* **SOURCE MATERIAL**

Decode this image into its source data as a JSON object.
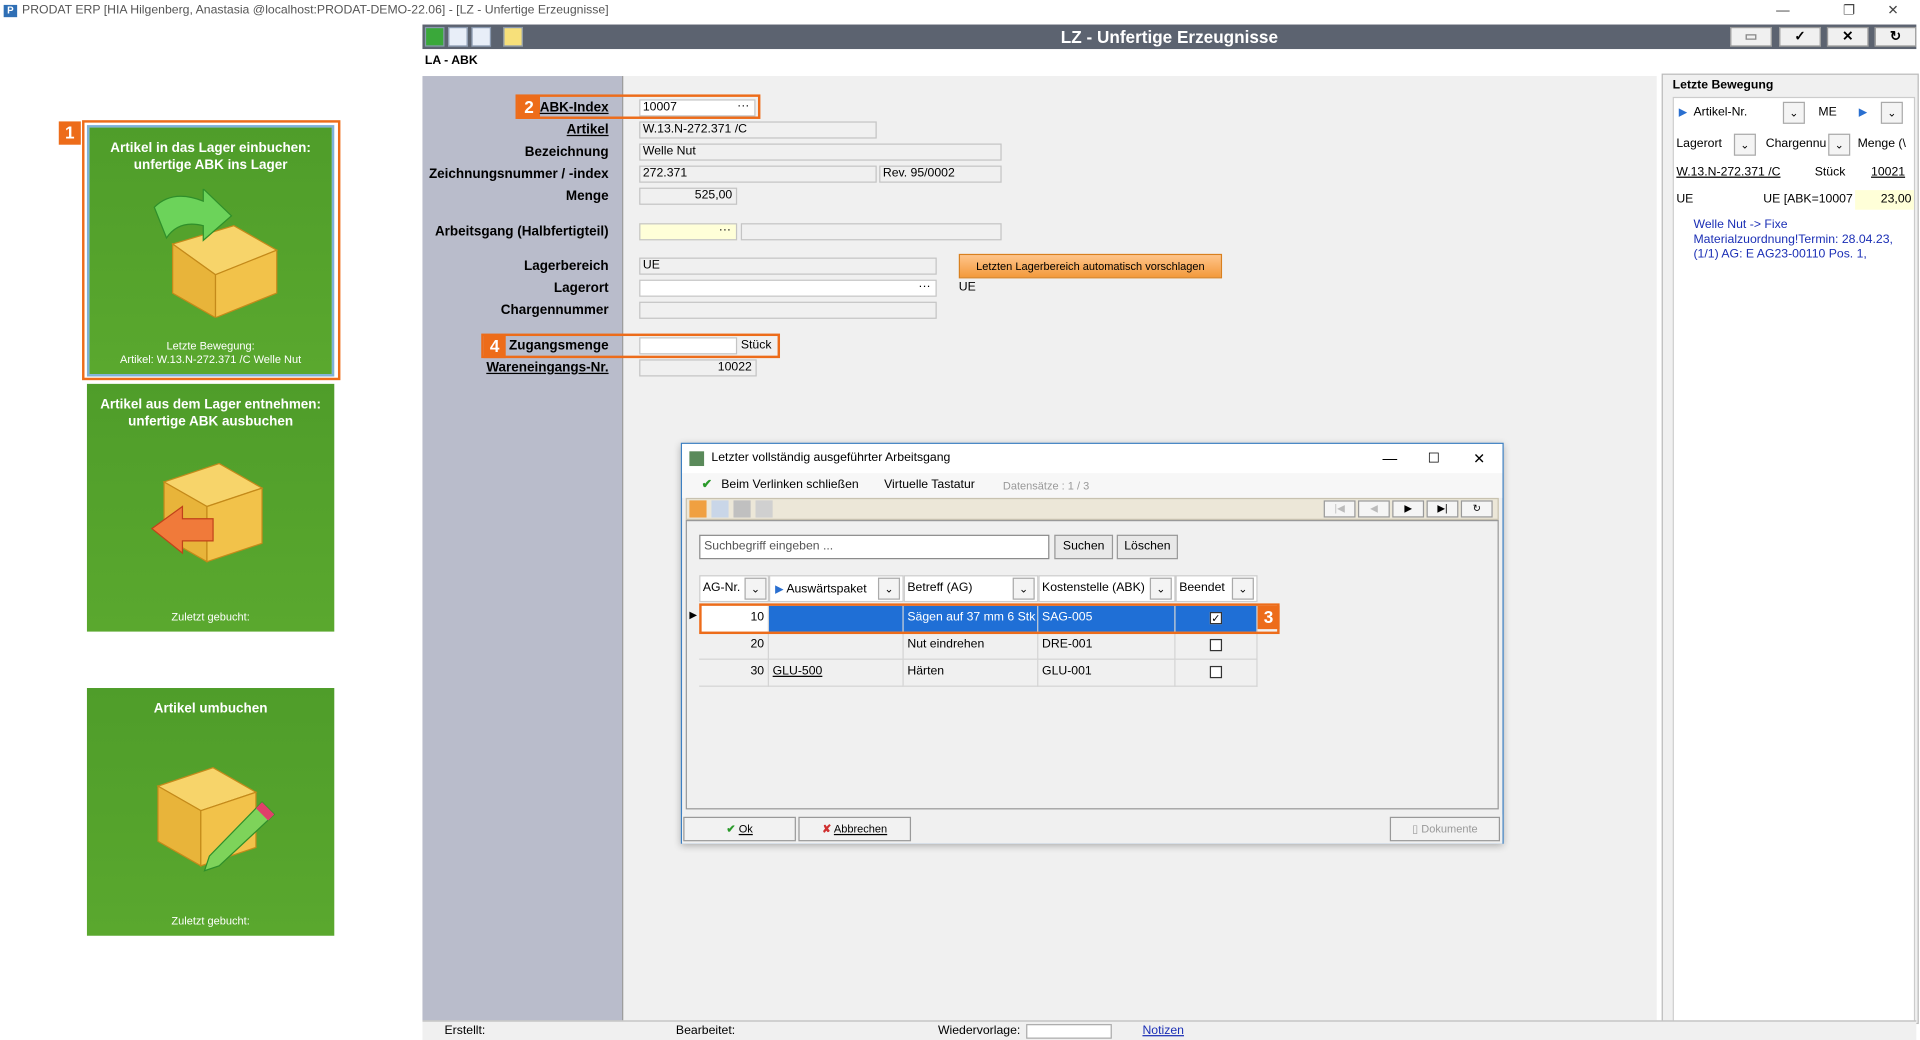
{
  "window": {
    "title": "PRODAT ERP   [HIA Hilgenberg, Anastasia @localhost:PRODAT-DEMO-22.06] - [LZ - Unfertige Erzeugnisse]",
    "logo_text": "P"
  },
  "tiles": [
    {
      "badge": "1",
      "title1": "Artikel in das Lager einbuchen:",
      "title2": "unfertige ABK ins Lager",
      "foot1": "Letzte Bewegung:",
      "foot2": "Artikel: W.13.N-272.371 /C Welle Nut"
    },
    {
      "title1": "Artikel aus dem Lager entnehmen:",
      "title2": "unfertige ABK ausbuchen",
      "foot1": "Zuletzt gebucht:"
    },
    {
      "title1": "Artikel umbuchen",
      "foot1": "Zuletzt gebucht:"
    }
  ],
  "header": {
    "title": "LZ - Unfertige Erzeugnisse",
    "breadcrumb": "LA - ABK"
  },
  "form": {
    "abk_label": "ABK-Index",
    "abk_value": "10007",
    "badge2": "2",
    "artikel_label": "Artikel",
    "artikel_value": "W.13.N-272.371 /C",
    "bez_label": "Bezeichnung",
    "bez_value": "Welle Nut",
    "zeich_label": "Zeichnungsnummer / -index",
    "zeich_value": "272.371",
    "zeich_rev": "Rev. 95/0002",
    "menge_label": "Menge",
    "menge_value": "525,00",
    "ag_label": "Arbeitsgang (Halbfertigteil)",
    "lb_label": "Lagerbereich",
    "lb_value": "UE",
    "orange_btn": "Letzten Lagerbereich automatisch vorschlagen",
    "lo_label": "Lagerort",
    "lo_side": "UE",
    "ch_label": "Chargennummer",
    "zug_label": "Zugangsmenge",
    "zug_unit": "Stück",
    "badge4": "4",
    "we_label": "Wareneingangs-Nr.",
    "we_value": "10022"
  },
  "right": {
    "title": "Letzte Bewegung",
    "col1": "Artikel-Nr.",
    "col2": "ME",
    "col3": "Lagerort",
    "col4": "Chargennu",
    "col5": "Menge (\\",
    "r1c1": "W.13.N-272.371 /C",
    "r1c2": "Stück",
    "r1c3": "10021",
    "r2c1": "UE",
    "r2c2": "UE [ABK=10007",
    "r2c3": "23,00",
    "note": "Welle Nut -> Fixe Materialzuordnung!Termin: 28.04.23, (1/1) AG: E AG23-00110 Pos. 1,"
  },
  "status": {
    "erstellt": "Erstellt:",
    "bearbeitet": "Bearbeitet:",
    "wiedervorlage": "Wiedervorlage:",
    "notizen": "Notizen"
  },
  "dialog": {
    "title": "Letzter vollständig ausgeführter Arbeitsgang",
    "close_btn": "Beim Verlinken schließen",
    "vk": "Virtuelle Tastatur",
    "records": "Datensätze : 1 / 3",
    "search_placeholder": "Suchbegriff eingeben ...",
    "suchen": "Suchen",
    "loeschen": "Löschen",
    "headers": [
      "AG-Nr.",
      "Auswärtspaket",
      "Betreff (AG)",
      "Kostenstelle (ABK)",
      "Beendet"
    ],
    "rows": [
      {
        "ag": "10",
        "paket": "",
        "betreff": "Sägen auf 37 mm 6 Stk",
        "kst": "SAG-005",
        "done": true
      },
      {
        "ag": "20",
        "paket": "",
        "betreff": "Nut eindrehen",
        "kst": "DRE-001",
        "done": false
      },
      {
        "ag": "30",
        "paket": "GLU-500",
        "betreff": "Härten",
        "kst": "GLU-001",
        "done": false
      }
    ],
    "badge3": "3",
    "ok": "Ok",
    "abbrechen": "Abbrechen",
    "dokumente": "Dokumente"
  }
}
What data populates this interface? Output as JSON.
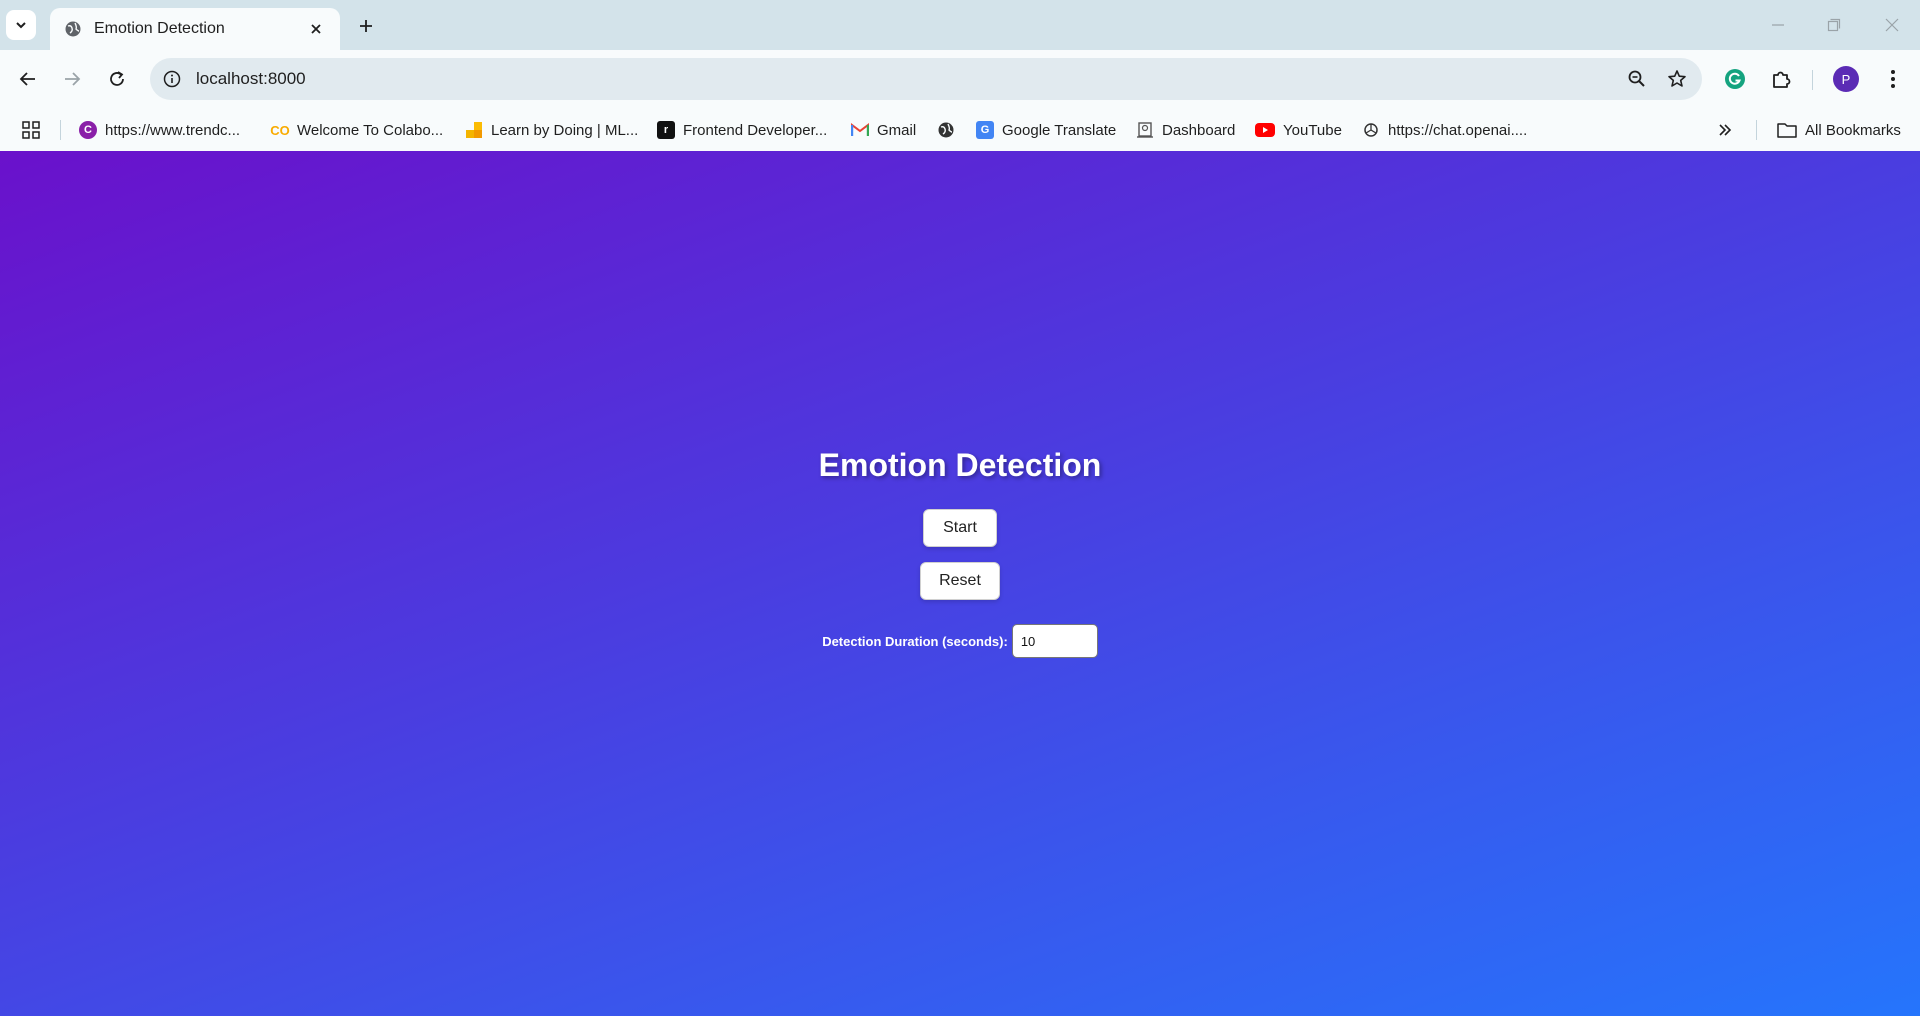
{
  "browser": {
    "tab": {
      "title": "Emotion Detection"
    },
    "address_bar": {
      "url": "localhost:8000"
    },
    "profile": {
      "initial": "P"
    },
    "bookmarks": [
      {
        "label": "https://www.trendc...",
        "icon": "trendc-icon",
        "color": "#8a1fa8"
      },
      {
        "label": "Welcome To Colabo...",
        "icon": "colab-icon",
        "color": "#f9ab00"
      },
      {
        "label": "Learn by Doing | ML...",
        "icon": "learn-icon",
        "color": "#f4b400"
      },
      {
        "label": "Frontend Developer...",
        "icon": "frontend-icon",
        "color": "#111111"
      },
      {
        "label": "Gmail",
        "icon": "gmail-icon",
        "color": "#ea4335"
      },
      {
        "label": "",
        "icon": "globe-icon",
        "color": "#333333"
      },
      {
        "label": "Google Translate",
        "icon": "translate-icon",
        "color": "#4285f4"
      },
      {
        "label": "Dashboard",
        "icon": "dashboard-icon",
        "color": "#555555"
      },
      {
        "label": "YouTube",
        "icon": "youtube-icon",
        "color": "#ff0000"
      },
      {
        "label": "https://chat.openai....",
        "icon": "openai-icon",
        "color": "#333333"
      }
    ],
    "all_bookmarks_label": "All Bookmarks"
  },
  "page": {
    "heading": "Emotion Detection",
    "start_label": "Start",
    "reset_label": "Reset",
    "duration_label": "Detection Duration (seconds):",
    "duration_value": "10"
  }
}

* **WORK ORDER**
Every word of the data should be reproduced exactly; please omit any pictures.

* **WRITTEN REPLY**
Decode this image into its source data as a JSON object.
{
  "window": {
    "title": "PRODAT ERP   [HIA Hilgenberg, Anastasia @localhost:PRODAT-DEMO-22.06] - [LZ - Unfertige Erzeugnisse]",
    "logo_text": "P"
  },
  "tiles": [
    {
      "badge": "1",
      "title1": "Artikel in das Lager einbuchen:",
      "title2": "unfertige ABK ins Lager",
      "foot1": "Letzte Bewegung:",
      "foot2": "Artikel: W.13.N-272.371 /C Welle Nut"
    },
    {
      "title1": "Artikel aus dem Lager entnehmen:",
      "title2": "unfertige ABK ausbuchen",
      "foot1": "Zuletzt gebucht:"
    },
    {
      "title1": "Artikel umbuchen",
      "foot1": "Zuletzt gebucht:"
    }
  ],
  "header": {
    "title": "LZ - Unfertige Erzeugnisse",
    "breadcrumb": "LA - ABK"
  },
  "form": {
    "abk_label": "ABK-Index",
    "abk_value": "10007",
    "badge2": "2",
    "artikel_label": "Artikel",
    "artikel_value": "W.13.N-272.371 /C",
    "bez_label": "Bezeichnung",
    "bez_value": "Welle Nut",
    "zeich_label": "Zeichnungsnummer / -index",
    "zeich_value": "272.371",
    "zeich_rev": "Rev. 95/0002",
    "menge_label": "Menge",
    "menge_value": "525,00",
    "ag_label": "Arbeitsgang (Halbfertigteil)",
    "lb_label": "Lagerbereich",
    "lb_value": "UE",
    "orange_btn": "Letzten Lagerbereich automatisch vorschlagen",
    "lo_label": "Lagerort",
    "lo_side": "UE",
    "ch_label": "Chargennummer",
    "zug_label": "Zugangsmenge",
    "zug_unit": "Stück",
    "badge4": "4",
    "we_label": "Wareneingangs-Nr.",
    "we_value": "10022"
  },
  "right": {
    "title": "Letzte Bewegung",
    "col1": "Artikel-Nr.",
    "col2": "ME",
    "col3": "Lagerort",
    "col4": "Chargennu",
    "col5": "Menge (\\",
    "r1c1": "W.13.N-272.371 /C",
    "r1c2": "Stück",
    "r1c3": "10021",
    "r2c1": "UE",
    "r2c2": "UE [ABK=10007",
    "r2c3": "23,00",
    "note": "Welle Nut -> Fixe Materialzuordnung!Termin: 28.04.23, (1/1) AG: E AG23-00110 Pos. 1,"
  },
  "status": {
    "erstellt": "Erstellt:",
    "bearbeitet": "Bearbeitet:",
    "wiedervorlage": "Wiedervorlage:",
    "notizen": "Notizen"
  },
  "dialog": {
    "title": "Letzter vollständig ausgeführter Arbeitsgang",
    "close_btn": "Beim Verlinken schließen",
    "vk": "Virtuelle Tastatur",
    "records": "Datensätze : 1 / 3",
    "search_placeholder": "Suchbegriff eingeben ...",
    "suchen": "Suchen",
    "loeschen": "Löschen",
    "headers": [
      "AG-Nr.",
      "Auswärtspaket",
      "Betreff (AG)",
      "Kostenstelle (ABK)",
      "Beendet"
    ],
    "rows": [
      {
        "ag": "10",
        "paket": "",
        "betreff": "Sägen auf 37 mm 6 Stk",
        "kst": "SAG-005",
        "done": true
      },
      {
        "ag": "20",
        "paket": "",
        "betreff": "Nut eindrehen",
        "kst": "DRE-001",
        "done": false
      },
      {
        "ag": "30",
        "paket": "GLU-500",
        "betreff": "Härten",
        "kst": "GLU-001",
        "done": false
      }
    ],
    "badge3": "3",
    "ok": "Ok",
    "abbrechen": "Abbrechen",
    "dokumente": "Dokumente"
  }
}
What data populates this interface? Output as JSON.
{
  "browser": {
    "tab": {
      "title": "Emotion Detection"
    },
    "address_bar": {
      "url": "localhost:8000"
    },
    "profile": {
      "initial": "P"
    },
    "bookmarks": [
      {
        "label": "https://www.trendc...",
        "icon": "trendc-icon",
        "color": "#8a1fa8"
      },
      {
        "label": "Welcome To Colabo...",
        "icon": "colab-icon",
        "color": "#f9ab00"
      },
      {
        "label": "Learn by Doing | ML...",
        "icon": "learn-icon",
        "color": "#f4b400"
      },
      {
        "label": "Frontend Developer...",
        "icon": "frontend-icon",
        "color": "#111111"
      },
      {
        "label": "Gmail",
        "icon": "gmail-icon",
        "color": "#ea4335"
      },
      {
        "label": "",
        "icon": "globe-icon",
        "color": "#333333"
      },
      {
        "label": "Google Translate",
        "icon": "translate-icon",
        "color": "#4285f4"
      },
      {
        "label": "Dashboard",
        "icon": "dashboard-icon",
        "color": "#555555"
      },
      {
        "label": "YouTube",
        "icon": "youtube-icon",
        "color": "#ff0000"
      },
      {
        "label": "https://chat.openai....",
        "icon": "openai-icon",
        "color": "#333333"
      }
    ],
    "all_bookmarks_label": "All Bookmarks"
  },
  "page": {
    "heading": "Emotion Detection",
    "start_label": "Start",
    "reset_label": "Reset",
    "duration_label": "Detection Duration (seconds):",
    "duration_value": "10"
  }
}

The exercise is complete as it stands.